Blowing the Roof Off of Traditional Warehousing
Guest post by Rico Fleshman, Manager, Corporate and Strategic Relationships Transportation, Logistics & Supply Chain at American Public University
In the last several months I have attended and participated in trade conferences for reverse logistics, transportation demand management, transportation legislation, and warehousing education. Of those, perhaps where I learned the most about an ever-adapting and still rapidly growing logistics industry was at the warehousing education conference.
My involvement started me thinking about warehousing not only as an integral part of the supply chain process but as an industry all its own. From a layman’s or historical perspective, it is easy to dismiss or overlook this segment as simply a storage front for companies while they go about selling their wares. I have found that warehousing in 2015 is as complex and necessary a process to companies as manufacturing or shipping.
As one example, Moreno Valley, California—part of the Inland Empire--is purported to be the nation’s largest network of warehouses and employing upwards of 200,000 people. This is one look at how warehousing has transitioned from the traditional role of storing goods to massive, sprawling distribution centers needed by the world’s largest retailers to fulfill a litany of orders coming to them from brick-and-mortar stores and virtual and internet channels that require direct-to-consumer supply needs.
This Omni-channel fulfilment- causes retailers to expand their distribution networks in order to compete in the fast-paced world of e-commerce and has been a major impetus for the expansion of warehouses into roles to support that growth.
Long gone are the days where the majority of warehouses consisted solely of a large shed with rows of racks, a handful of employees, and several forklifts to store and remove the goods. Now, these distribution facilities have warehouse management systems (WMS), refrigeration needs, breaking bulk responsibilities, demands for access to inventory data in real-time, complex palletizing systems, advanced sortation systems, multi-lingual devices, increased safety concerns for human workers, and the need for highly specialized software for robotic hardware.
A tour through any one of these vast warehouse distribution facilities provides the view of a highly mechanized and organized, if not futuristic-looking, process at work serving demands for customized products.
Not all of these facilities are located in proximity to large ports and not all need to be as vast. In many cases, companies have to explore the need for regional as well as national facilities.
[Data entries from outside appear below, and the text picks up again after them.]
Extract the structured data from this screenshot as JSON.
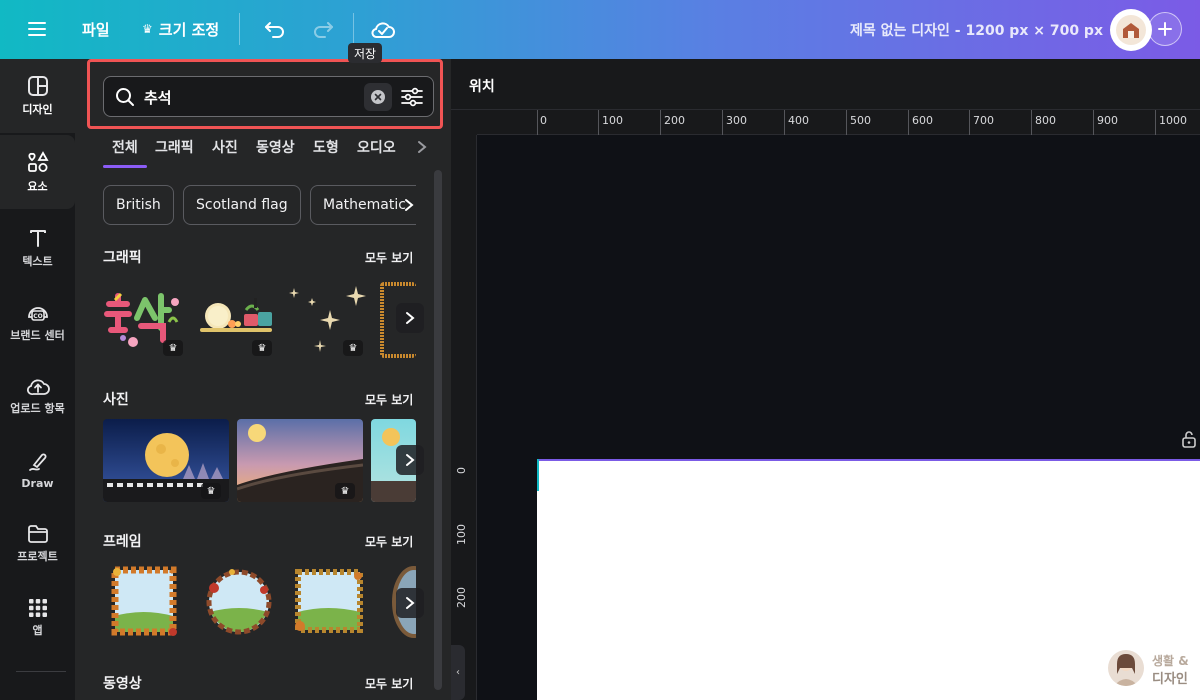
{
  "topbar": {
    "file_label": "파일",
    "resize_label": "크기 조정",
    "tooltip": "저장",
    "doc_title": "제목 없는 디자인 - 1200 px × 700 px"
  },
  "rail": {
    "items": [
      {
        "label": "디자인",
        "icon": "layout-icon"
      },
      {
        "label": "요소",
        "icon": "shapes-icon"
      },
      {
        "label": "텍스트",
        "icon": "text-icon"
      },
      {
        "label": "브랜드 센터",
        "icon": "brand-icon"
      },
      {
        "label": "업로드 항목",
        "icon": "upload-icon"
      },
      {
        "label": "Draw",
        "icon": "draw-icon"
      },
      {
        "label": "프로젝트",
        "icon": "folder-icon"
      },
      {
        "label": "앱",
        "icon": "apps-icon"
      }
    ]
  },
  "search": {
    "value": "추석",
    "placeholder": ""
  },
  "tabs": [
    "전체",
    "그래픽",
    "사진",
    "동영상",
    "도형",
    "오디오"
  ],
  "chips": [
    "British",
    "Scotland flag",
    "Mathematic"
  ],
  "sections": {
    "graphics": {
      "title": "그래픽",
      "see_all": "모두 보기"
    },
    "photos": {
      "title": "사진",
      "see_all": "모두 보기"
    },
    "frames": {
      "title": "프레임",
      "see_all": "모두 보기"
    },
    "videos": {
      "title": "동영상",
      "see_all": "모두 보기"
    }
  },
  "canvas": {
    "position_label": "위치",
    "ruler_top": [
      "0",
      "100",
      "200",
      "300",
      "400",
      "500",
      "600",
      "700",
      "800",
      "900",
      "1000"
    ],
    "ruler_left": [
      "0",
      "100",
      "200"
    ]
  },
  "watermark": {
    "line1": "생활 &",
    "line2": "디자인"
  },
  "colors": {
    "accent": "#8b5cf6",
    "highlight": "#f05454",
    "gradient_start": "#11b9c4",
    "gradient_end": "#7b5be6"
  }
}
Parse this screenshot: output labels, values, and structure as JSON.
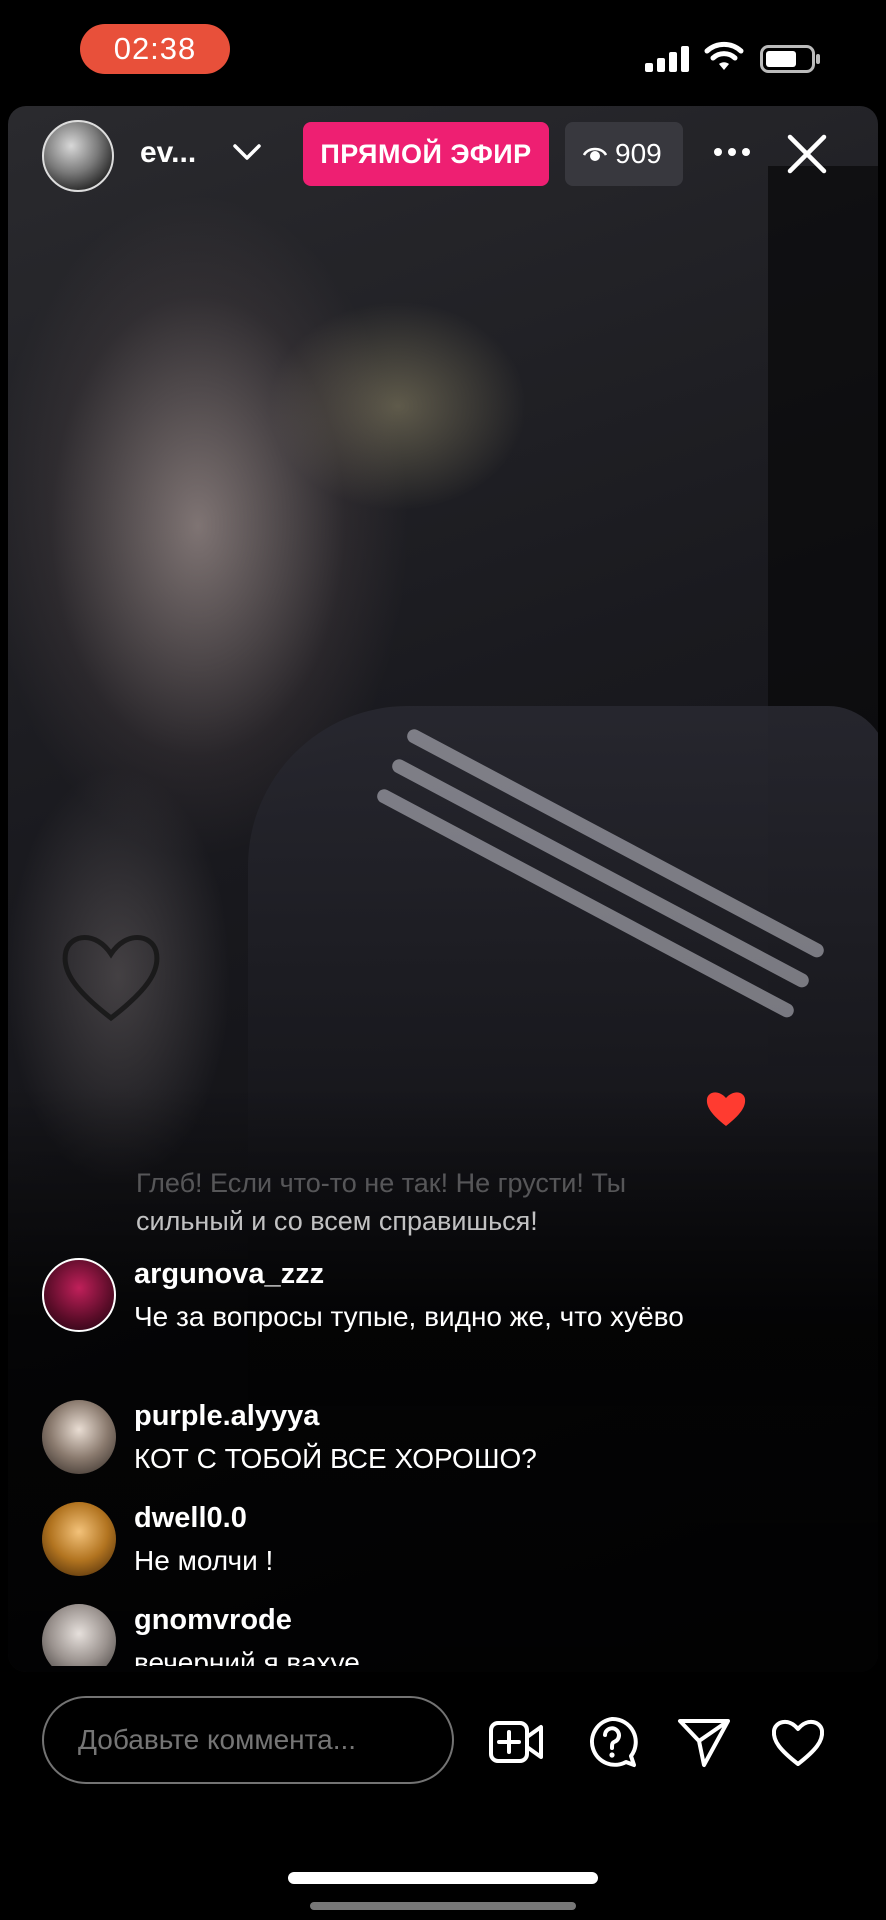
{
  "status_bar": {
    "time": "02:38"
  },
  "header": {
    "host_name": "ev...",
    "live_label": "ПРЯМОЙ ЭФИР",
    "viewer_count": "909"
  },
  "chat": {
    "previous_comment_faded": "Глеб! Если что-то не так! Не грусти! Ты",
    "previous_comment": "сильный и со всем справишься!",
    "comments": [
      {
        "username": "argunova_zzz",
        "text": "Че за вопросы тупые, видно же, что хуёво"
      },
      {
        "username": "purple.alyyya",
        "text": "КОТ С ТОБОЙ ВСЕ ХОРОШО?"
      },
      {
        "username": "dwell0.0",
        "text": "Не молчи !"
      },
      {
        "username": "gnomvrode",
        "text": "вечерний я вахуе"
      }
    ]
  },
  "composer": {
    "placeholder": "Добавьте коммента..."
  },
  "colors": {
    "live_badge": "#ee1f72",
    "time_pill": "#e8503a",
    "heart": "#ff3b30"
  }
}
In cases where companies have facilities that are geographically isolated or space-restricted there is still technology, machinery, and the software driven systems needed. As innovation continues to drive e-commerce and increasingly savvy consumers demand greater purchasing power and more efficient delivery options for their products, distribution channels will continue to expand and warehousing responsibilities and roles will need to keep pace in order to sustain its valuable contribution to the industry as a whole.
About the Author
Rico Fleshman is the Corporate and Strategic Manager: Transportation, Logistics and Supply Chain for American Public University. He has worked with numerous transportation associations and has extensive knowledge of federal and state transportation policy, funding, metropolitan planning processes and regulatory compliance of transportation programs. For information on the online Transportation, Logistics and Supply Chain programs at APU, visit StudyatAPU.com.